It was very frightening. On the same night at about midnight we began to hear screaming and people were screaming that there was a tidal wave coming. We all started running, and for the next hour I, along with thousands of people, were moving to higher ground. We did not know what to believe.

I am ashamed to say that I am still frightened, but now I am also experiencing a feeling of being overwhelmed. When I go through Cité Soleil now I see the eight schools that we built (schools that were totally free and the only free schools like that in the country with more than 9,000 kids). I walk past what was once our clinic that took care of 20,000 — again the only totally free clinic in the area. I see what once were the houses that we built for 150 people and the elderly projects for over 800. I look at the large kitchen area where people prepared hot meals each day for over 10,000 — and all of it is gone.

There is also the problem of the destroyed prison, from which over 4,500 men were freed. They all escaped, and there is a side of me that is happy that they did. Many of them should never have been there. I would visit the prison every week and there were as many as 600 in one holding cell and many of them had never even been in front of a judge.

Unfortunately, some are psychopaths, and all of them are now back in Cité Soleil.

I just came from offering four Masses. Each time I would finish, another crowd would come up and ask for Mass. This is a real comfort to me and more than ever I realize that I, we, can’t survive if we do not simply put everything into God’s hands. I’ve got to work hard to practice this.

Tom, you ask about the church. Well, the people here lost a very holy man [Archbishop Joseph Serge Miot] and a very good bishop, especially one who was supportive of me in Cité Soleil. He was a good friend, and I will miss him greatly. But the church will survive.

It is during a time like this that I find myself very proud of my church. Everywhere you go, you will see the church reaching out now and helping the people. The Missionaries of Charity (Mother Teresa’s nuns) are just amazing. The people here have a great faith. When I go to Cité Soleil now, as I do every day, I see few tears. The people have an amazing resiliency. Maybe it is because they have few material possessions and apparently their happiness does not depend upon possessions. The sight of a sunset means more to them that their possessions. What makes me most proud of my church is that the message we give the people is that they have enormous worth in the eyes of God and that they are infinitely loved and that this terrible disaster is in no way a punishment from God.

I recently said this in a sermon and the people all stood up and began clapping and cheering. I had to ask the altar server why they were clapping (I thought that I had said some thing wrong because my Creole is not good) and he said, “Father, no one ever tells them that they have worth.”

The Catholic church will survive, and I am sure of it.

But the longer I am here, the less I know. I really could not speak with much authority about what will happen with the government or even what would be the best way to help the people. I also struggle a great deal even being here. I feel strongly that we can do a great deal of harm with the best intentions when we begin to be the benefactor.

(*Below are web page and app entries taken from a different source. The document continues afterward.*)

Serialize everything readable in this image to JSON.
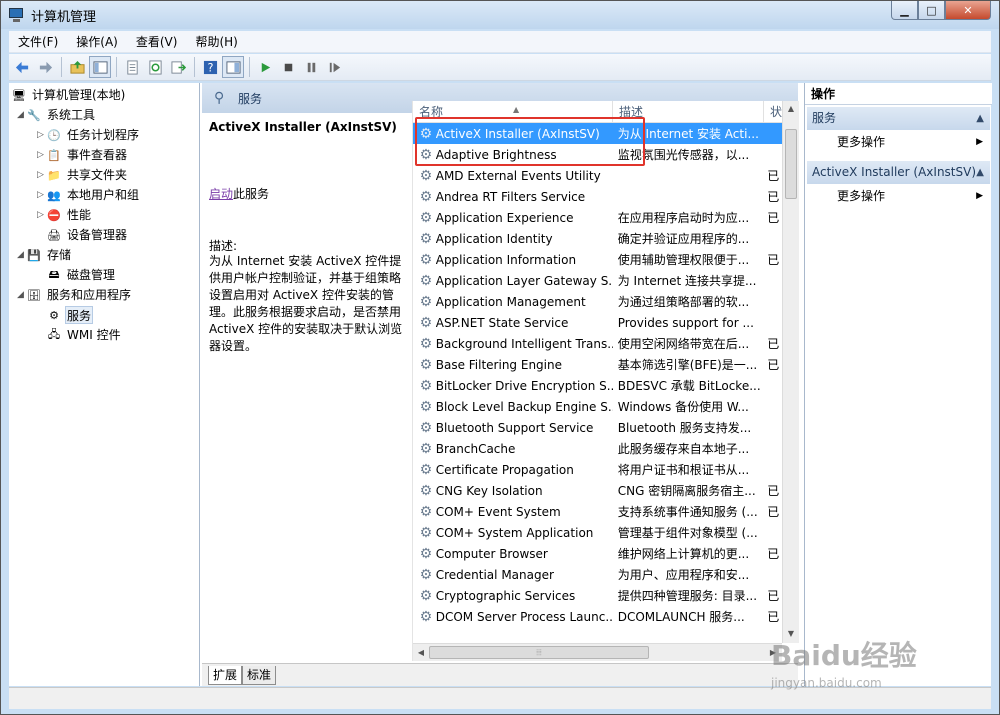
{
  "window": {
    "title": "计算机管理",
    "min_icon": "minimize-icon",
    "max_icon": "maximize-icon",
    "close_icon": "close-icon"
  },
  "menu": [
    "文件(F)",
    "操作(A)",
    "查看(V)",
    "帮助(H)"
  ],
  "toolbar_icons": [
    "back-icon",
    "forward-icon",
    "up-folder-icon",
    "show-tree-icon",
    "properties-icon",
    "refresh-icon",
    "export-icon",
    "help-icon",
    "view-icon",
    "start-service-icon",
    "stop-service-icon",
    "pause-service-icon",
    "restart-service-icon"
  ],
  "tree": {
    "root": "计算机管理(本地)",
    "items": [
      {
        "label": "系统工具",
        "icon": "tools-icon"
      },
      {
        "label": "任务计划程序",
        "icon": "clock-icon"
      },
      {
        "label": "事件查看器",
        "icon": "event-viewer-icon"
      },
      {
        "label": "共享文件夹",
        "icon": "shared-folder-icon"
      },
      {
        "label": "本地用户和组",
        "icon": "users-icon"
      },
      {
        "label": "性能",
        "icon": "performance-icon"
      },
      {
        "label": "设备管理器",
        "icon": "device-manager-icon"
      },
      {
        "label": "存储",
        "icon": "storage-icon"
      },
      {
        "label": "磁盘管理",
        "icon": "disk-icon"
      },
      {
        "label": "服务和应用程序",
        "icon": "services-apps-icon"
      },
      {
        "label": "服务",
        "icon": "services-icon"
      },
      {
        "label": "WMI 控件",
        "icon": "wmi-icon"
      }
    ]
  },
  "services_header": "服务",
  "description": {
    "title": "ActiveX Installer (AxInstSV)",
    "start_link": "启动",
    "start_suffix": "此服务",
    "label": "描述:",
    "body": "为从 Internet 安装 ActiveX 控件提供用户帐户控制验证，并基于组策略设置启用对 ActiveX 控件安装的管理。此服务根据要求启动，是否禁用 ActiveX 控件的安装取决于默认浏览器设置。"
  },
  "columns": {
    "name": "名称",
    "desc": "描述",
    "status": "状"
  },
  "services": [
    {
      "name": "ActiveX Installer (AxInstSV)",
      "desc": "为从 Internet 安装 Acti...",
      "status": ""
    },
    {
      "name": "Adaptive Brightness",
      "desc": "监视氛围光传感器，以...",
      "status": ""
    },
    {
      "name": "AMD External Events Utility",
      "desc": "",
      "status": "已"
    },
    {
      "name": "Andrea RT Filters Service",
      "desc": "",
      "status": "已"
    },
    {
      "name": "Application Experience",
      "desc": "在应用程序启动时为应...",
      "status": "已"
    },
    {
      "name": "Application Identity",
      "desc": "确定并验证应用程序的...",
      "status": ""
    },
    {
      "name": "Application Information",
      "desc": "使用辅助管理权限便于...",
      "status": "已"
    },
    {
      "name": "Application Layer Gateway S...",
      "desc": "为 Internet 连接共享提...",
      "status": ""
    },
    {
      "name": "Application Management",
      "desc": "为通过组策略部署的软...",
      "status": ""
    },
    {
      "name": "ASP.NET State Service",
      "desc": "Provides support for ...",
      "status": ""
    },
    {
      "name": "Background Intelligent Trans...",
      "desc": "使用空闲网络带宽在后...",
      "status": "已"
    },
    {
      "name": "Base Filtering Engine",
      "desc": "基本筛选引擎(BFE)是一...",
      "status": "已"
    },
    {
      "name": "BitLocker Drive Encryption S...",
      "desc": "BDESVC 承载 BitLocke...",
      "status": ""
    },
    {
      "name": "Block Level Backup Engine S...",
      "desc": "Windows 备份使用 W...",
      "status": ""
    },
    {
      "name": "Bluetooth Support Service",
      "desc": "Bluetooth 服务支持发...",
      "status": ""
    },
    {
      "name": "BranchCache",
      "desc": "此服务缓存来自本地子...",
      "status": ""
    },
    {
      "name": "Certificate Propagation",
      "desc": "将用户证书和根证书从...",
      "status": ""
    },
    {
      "name": "CNG Key Isolation",
      "desc": "CNG 密钥隔离服务宿主...",
      "status": "已"
    },
    {
      "name": "COM+ Event System",
      "desc": "支持系统事件通知服务 (...",
      "status": "已"
    },
    {
      "name": "COM+ System Application",
      "desc": "管理基于组件对象模型 (...",
      "status": ""
    },
    {
      "name": "Computer Browser",
      "desc": "维护网络上计算机的更...",
      "status": "已"
    },
    {
      "name": "Credential Manager",
      "desc": "为用户、应用程序和安...",
      "status": ""
    },
    {
      "name": "Cryptographic Services",
      "desc": "提供四种管理服务: 目录...",
      "status": "已"
    },
    {
      "name": "DCOM Server Process Launc...",
      "desc": "DCOMLAUNCH 服务...",
      "status": "已"
    }
  ],
  "tabs": [
    "扩展",
    "标准"
  ],
  "actions": {
    "title": "操作",
    "sections": [
      {
        "label": "服务",
        "item": "更多操作"
      },
      {
        "label": "ActiveX Installer (AxInstSV)",
        "item": "更多操作"
      }
    ]
  },
  "watermark": {
    "main": "Baidu经验",
    "sub": "jingyan.baidu.com"
  }
}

Even with all this aid coming in, we must go slowly, and every step of the way we must include the Haitians in the decision-making.

During these very difficult days, I find myself really loving these people. These are the same people who endured the slave ships, a horrible system of slavery, and who would be the ones who would eventually defeat Napoleon. They would continue to suffer greatly but they have a strength that is remarkable. I am humbled by them and privileged to be with them.

Pray for me. Take care!

Tom Hagan, OSFS